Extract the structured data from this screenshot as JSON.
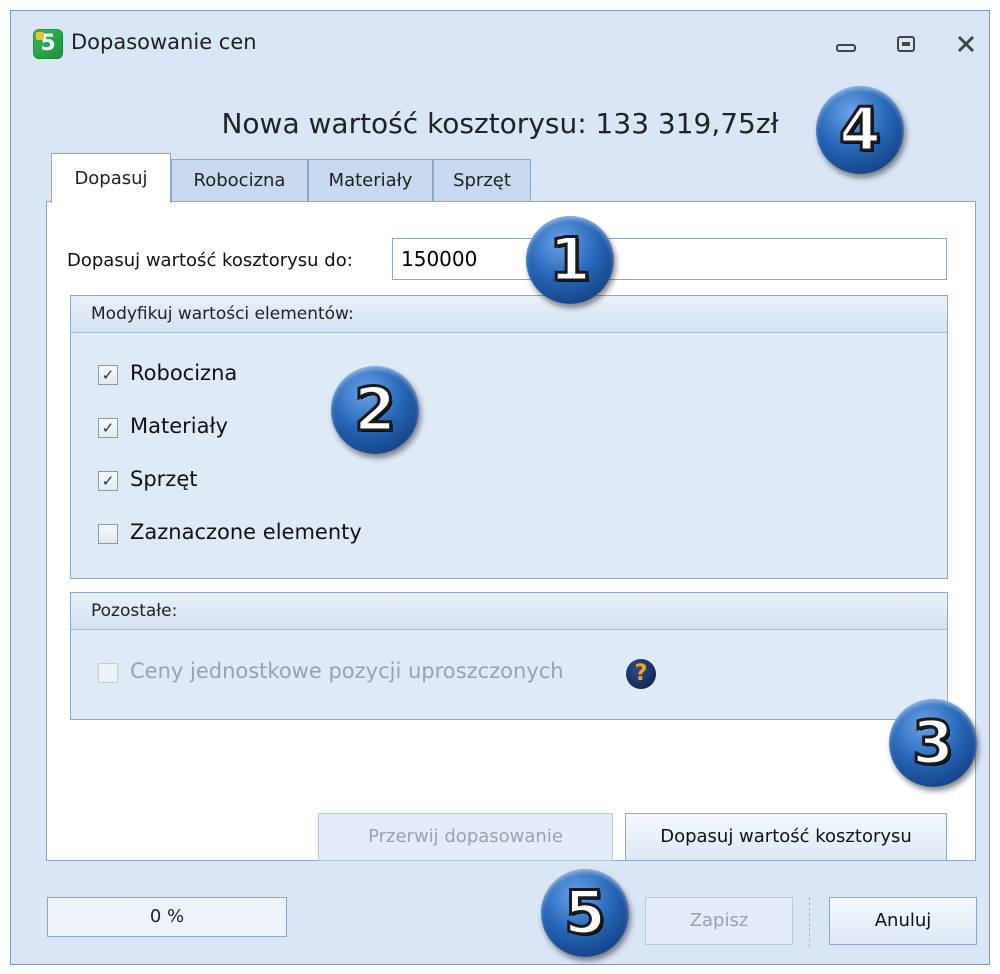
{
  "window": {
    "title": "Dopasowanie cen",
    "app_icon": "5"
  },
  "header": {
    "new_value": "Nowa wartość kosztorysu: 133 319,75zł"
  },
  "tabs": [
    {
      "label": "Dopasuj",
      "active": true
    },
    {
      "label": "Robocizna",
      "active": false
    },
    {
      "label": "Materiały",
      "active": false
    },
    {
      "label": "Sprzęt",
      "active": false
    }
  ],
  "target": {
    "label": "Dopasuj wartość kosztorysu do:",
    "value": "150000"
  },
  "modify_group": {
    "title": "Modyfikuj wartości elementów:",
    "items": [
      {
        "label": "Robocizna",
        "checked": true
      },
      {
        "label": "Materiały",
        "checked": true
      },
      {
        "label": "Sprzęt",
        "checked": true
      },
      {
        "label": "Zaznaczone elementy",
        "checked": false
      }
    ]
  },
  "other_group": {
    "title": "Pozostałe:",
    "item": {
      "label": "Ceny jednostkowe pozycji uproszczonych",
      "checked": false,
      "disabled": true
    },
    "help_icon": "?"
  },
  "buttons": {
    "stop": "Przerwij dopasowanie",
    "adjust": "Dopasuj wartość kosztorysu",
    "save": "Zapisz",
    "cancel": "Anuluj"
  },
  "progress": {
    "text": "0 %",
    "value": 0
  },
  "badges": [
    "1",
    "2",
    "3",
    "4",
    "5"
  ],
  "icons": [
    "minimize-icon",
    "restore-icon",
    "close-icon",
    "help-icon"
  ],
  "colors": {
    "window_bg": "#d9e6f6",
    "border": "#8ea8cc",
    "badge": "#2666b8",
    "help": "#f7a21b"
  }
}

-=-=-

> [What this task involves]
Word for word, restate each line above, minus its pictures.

> [Solution below]
Extract the structured data from this screenshot as JSON.
{
  "window": {
    "title": "Dopasowanie cen",
    "app_icon": "5"
  },
  "header": {
    "new_value": "Nowa wartość kosztorysu: 133 319,75zł"
  },
  "tabs": [
    {
      "label": "Dopasuj",
      "active": true
    },
    {
      "label": "Robocizna",
      "active": false
    },
    {
      "label": "Materiały",
      "active": false
    },
    {
      "label": "Sprzęt",
      "active": false
    }
  ],
  "target": {
    "label": "Dopasuj wartość kosztorysu do:",
    "value": "150000"
  },
  "modify_group": {
    "title": "Modyfikuj wartości elementów:",
    "items": [
      {
        "label": "Robocizna",
        "checked": true
      },
      {
        "label": "Materiały",
        "checked": true
      },
      {
        "label": "Sprzęt",
        "checked": true
      },
      {
        "label": "Zaznaczone elementy",
        "checked": false
      }
    ]
  },
  "other_group": {
    "title": "Pozostałe:",
    "item": {
      "label": "Ceny jednostkowe pozycji uproszczonych",
      "checked": false,
      "disabled": true
    },
    "help_icon": "?"
  },
  "buttons": {
    "stop": "Przerwij dopasowanie",
    "adjust": "Dopasuj wartość kosztorysu",
    "save": "Zapisz",
    "cancel": "Anuluj"
  },
  "progress": {
    "text": "0 %",
    "value": 0
  },
  "badges": [
    "1",
    "2",
    "3",
    "4",
    "5"
  ],
  "icons": [
    "minimize-icon",
    "restore-icon",
    "close-icon",
    "help-icon"
  ],
  "colors": {
    "window_bg": "#d9e6f6",
    "border": "#8ea8cc",
    "badge": "#2666b8",
    "help": "#f7a21b"
  }
}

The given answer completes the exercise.